MATERIAL FOR THE TASK section start

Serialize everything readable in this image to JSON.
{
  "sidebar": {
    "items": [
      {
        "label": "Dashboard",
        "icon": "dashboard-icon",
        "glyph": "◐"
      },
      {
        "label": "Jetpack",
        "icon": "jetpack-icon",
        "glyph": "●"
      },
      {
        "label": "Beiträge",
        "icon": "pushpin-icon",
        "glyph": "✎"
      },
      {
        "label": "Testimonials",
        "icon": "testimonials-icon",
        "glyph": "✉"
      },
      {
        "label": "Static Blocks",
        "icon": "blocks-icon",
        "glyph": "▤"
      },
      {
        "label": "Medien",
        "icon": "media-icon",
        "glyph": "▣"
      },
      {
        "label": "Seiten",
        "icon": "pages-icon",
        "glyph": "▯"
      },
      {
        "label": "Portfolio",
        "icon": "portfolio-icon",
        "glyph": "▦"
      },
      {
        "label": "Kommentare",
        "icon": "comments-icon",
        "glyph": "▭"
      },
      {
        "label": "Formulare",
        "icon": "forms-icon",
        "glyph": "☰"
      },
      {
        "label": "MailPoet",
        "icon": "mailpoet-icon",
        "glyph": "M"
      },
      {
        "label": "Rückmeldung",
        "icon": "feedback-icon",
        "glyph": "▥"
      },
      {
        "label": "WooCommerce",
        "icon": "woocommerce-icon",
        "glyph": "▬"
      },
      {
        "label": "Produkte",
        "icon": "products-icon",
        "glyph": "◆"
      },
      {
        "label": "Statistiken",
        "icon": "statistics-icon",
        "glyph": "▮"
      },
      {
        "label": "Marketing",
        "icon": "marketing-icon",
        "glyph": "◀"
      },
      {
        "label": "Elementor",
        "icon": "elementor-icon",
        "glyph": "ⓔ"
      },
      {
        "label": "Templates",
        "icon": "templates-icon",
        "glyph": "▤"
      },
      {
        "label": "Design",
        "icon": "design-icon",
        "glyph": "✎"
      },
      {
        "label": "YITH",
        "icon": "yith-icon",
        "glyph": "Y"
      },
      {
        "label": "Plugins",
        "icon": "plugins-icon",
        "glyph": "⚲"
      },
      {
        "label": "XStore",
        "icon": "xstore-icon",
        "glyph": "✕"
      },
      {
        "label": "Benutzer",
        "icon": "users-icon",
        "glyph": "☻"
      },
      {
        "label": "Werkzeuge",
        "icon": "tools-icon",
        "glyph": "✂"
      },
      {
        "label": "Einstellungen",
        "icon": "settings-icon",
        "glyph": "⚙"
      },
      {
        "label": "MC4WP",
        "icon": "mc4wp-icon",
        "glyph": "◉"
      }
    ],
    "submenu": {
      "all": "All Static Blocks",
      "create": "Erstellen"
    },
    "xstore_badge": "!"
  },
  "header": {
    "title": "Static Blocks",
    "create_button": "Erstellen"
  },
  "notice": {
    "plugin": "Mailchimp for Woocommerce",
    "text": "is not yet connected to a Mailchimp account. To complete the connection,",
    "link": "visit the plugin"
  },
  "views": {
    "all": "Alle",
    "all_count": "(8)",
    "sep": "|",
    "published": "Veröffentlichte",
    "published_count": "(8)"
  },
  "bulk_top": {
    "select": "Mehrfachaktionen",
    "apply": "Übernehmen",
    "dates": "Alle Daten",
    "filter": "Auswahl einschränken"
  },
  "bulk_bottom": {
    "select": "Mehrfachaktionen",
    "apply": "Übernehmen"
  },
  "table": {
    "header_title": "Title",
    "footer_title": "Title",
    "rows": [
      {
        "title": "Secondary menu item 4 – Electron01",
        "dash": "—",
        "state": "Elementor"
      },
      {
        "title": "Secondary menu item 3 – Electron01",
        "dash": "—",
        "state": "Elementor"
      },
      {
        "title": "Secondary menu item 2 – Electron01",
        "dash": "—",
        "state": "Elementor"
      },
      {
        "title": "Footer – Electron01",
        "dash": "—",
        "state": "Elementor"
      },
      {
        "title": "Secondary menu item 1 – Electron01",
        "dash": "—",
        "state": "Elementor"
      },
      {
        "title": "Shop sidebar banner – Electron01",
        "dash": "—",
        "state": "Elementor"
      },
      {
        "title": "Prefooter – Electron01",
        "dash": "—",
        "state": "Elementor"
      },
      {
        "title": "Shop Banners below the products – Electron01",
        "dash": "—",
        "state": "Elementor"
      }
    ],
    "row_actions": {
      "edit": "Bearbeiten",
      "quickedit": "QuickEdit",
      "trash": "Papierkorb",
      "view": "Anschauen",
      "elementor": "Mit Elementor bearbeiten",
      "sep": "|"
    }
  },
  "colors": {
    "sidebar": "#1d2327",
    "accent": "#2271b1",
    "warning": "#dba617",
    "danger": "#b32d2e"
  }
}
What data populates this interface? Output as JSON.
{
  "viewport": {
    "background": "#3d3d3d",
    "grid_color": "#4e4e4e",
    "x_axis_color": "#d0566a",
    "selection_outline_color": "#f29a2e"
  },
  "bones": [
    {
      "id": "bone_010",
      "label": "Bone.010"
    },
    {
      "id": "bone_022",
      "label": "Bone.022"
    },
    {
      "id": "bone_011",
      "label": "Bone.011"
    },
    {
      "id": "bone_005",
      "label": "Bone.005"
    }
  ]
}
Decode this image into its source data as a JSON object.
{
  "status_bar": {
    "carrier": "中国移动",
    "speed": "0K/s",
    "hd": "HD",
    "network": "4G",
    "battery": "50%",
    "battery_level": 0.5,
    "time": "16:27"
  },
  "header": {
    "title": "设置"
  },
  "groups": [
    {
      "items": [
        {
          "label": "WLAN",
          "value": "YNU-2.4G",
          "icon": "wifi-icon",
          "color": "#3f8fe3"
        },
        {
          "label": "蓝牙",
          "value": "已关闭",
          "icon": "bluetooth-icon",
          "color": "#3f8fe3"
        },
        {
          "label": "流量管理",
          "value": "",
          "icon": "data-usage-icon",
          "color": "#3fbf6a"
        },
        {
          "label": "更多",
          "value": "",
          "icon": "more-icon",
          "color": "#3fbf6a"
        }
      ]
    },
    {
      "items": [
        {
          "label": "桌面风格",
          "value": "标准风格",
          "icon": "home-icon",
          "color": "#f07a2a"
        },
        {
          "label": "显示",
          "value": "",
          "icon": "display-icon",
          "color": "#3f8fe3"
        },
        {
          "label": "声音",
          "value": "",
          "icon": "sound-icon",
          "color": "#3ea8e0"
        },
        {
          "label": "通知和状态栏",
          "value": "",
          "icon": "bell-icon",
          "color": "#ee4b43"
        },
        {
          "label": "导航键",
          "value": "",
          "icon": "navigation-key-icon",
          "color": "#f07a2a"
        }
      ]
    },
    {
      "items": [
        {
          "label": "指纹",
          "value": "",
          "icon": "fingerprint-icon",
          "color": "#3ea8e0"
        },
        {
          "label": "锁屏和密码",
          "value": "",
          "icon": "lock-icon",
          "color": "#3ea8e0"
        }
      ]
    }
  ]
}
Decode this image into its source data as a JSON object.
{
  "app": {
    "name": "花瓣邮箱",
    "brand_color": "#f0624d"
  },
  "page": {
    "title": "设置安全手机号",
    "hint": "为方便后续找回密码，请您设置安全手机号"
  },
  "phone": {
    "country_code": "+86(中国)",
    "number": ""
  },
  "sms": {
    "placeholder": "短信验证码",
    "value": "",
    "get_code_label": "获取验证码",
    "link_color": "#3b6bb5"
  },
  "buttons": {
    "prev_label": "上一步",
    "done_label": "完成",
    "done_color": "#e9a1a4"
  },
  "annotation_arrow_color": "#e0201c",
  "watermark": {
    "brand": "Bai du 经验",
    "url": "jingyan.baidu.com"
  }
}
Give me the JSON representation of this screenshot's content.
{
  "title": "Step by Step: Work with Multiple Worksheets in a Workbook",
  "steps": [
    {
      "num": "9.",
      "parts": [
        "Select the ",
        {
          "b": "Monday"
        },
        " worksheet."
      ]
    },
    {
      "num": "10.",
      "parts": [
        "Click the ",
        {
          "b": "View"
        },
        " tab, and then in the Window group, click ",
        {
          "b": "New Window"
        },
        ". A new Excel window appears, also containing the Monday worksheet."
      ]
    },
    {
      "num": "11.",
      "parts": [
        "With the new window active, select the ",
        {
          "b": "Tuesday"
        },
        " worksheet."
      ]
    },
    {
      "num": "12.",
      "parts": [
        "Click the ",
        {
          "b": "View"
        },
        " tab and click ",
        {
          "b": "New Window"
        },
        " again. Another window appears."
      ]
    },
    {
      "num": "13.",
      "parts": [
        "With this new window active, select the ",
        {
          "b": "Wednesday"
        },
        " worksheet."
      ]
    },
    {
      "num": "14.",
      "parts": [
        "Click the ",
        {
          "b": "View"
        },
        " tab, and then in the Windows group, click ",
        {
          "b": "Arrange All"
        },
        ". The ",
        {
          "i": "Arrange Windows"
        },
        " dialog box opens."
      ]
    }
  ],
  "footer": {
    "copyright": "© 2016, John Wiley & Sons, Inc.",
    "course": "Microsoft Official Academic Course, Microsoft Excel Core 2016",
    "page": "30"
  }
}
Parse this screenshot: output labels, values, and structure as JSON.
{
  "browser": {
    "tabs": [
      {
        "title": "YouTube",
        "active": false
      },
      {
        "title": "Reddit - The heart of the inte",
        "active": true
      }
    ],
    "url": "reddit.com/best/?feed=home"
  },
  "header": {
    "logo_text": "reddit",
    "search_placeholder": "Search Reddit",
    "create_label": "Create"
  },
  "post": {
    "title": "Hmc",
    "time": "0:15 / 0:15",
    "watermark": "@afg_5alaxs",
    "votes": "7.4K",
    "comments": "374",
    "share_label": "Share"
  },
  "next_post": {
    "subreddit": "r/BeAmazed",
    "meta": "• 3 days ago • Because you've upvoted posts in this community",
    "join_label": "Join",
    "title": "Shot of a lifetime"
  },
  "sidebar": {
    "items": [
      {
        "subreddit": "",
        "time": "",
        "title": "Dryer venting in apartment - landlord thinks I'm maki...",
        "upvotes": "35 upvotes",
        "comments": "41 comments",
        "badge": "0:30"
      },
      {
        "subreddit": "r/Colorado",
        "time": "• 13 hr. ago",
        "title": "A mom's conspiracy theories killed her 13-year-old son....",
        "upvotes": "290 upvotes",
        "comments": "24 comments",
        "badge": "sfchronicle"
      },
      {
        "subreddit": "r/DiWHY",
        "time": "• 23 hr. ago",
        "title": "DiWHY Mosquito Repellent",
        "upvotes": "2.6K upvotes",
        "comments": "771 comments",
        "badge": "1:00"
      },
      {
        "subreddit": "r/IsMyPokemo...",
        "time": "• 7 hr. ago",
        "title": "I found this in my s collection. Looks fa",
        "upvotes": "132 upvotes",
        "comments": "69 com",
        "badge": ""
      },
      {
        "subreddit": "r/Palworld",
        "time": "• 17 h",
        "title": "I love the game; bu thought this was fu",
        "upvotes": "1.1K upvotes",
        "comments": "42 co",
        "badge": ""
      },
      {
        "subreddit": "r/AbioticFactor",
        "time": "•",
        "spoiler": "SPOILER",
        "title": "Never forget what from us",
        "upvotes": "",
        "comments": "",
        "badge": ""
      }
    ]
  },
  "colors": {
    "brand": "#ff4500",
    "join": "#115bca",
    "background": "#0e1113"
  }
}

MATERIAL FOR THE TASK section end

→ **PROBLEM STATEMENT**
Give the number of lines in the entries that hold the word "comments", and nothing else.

→ **EXERCISE OUTPUT**
8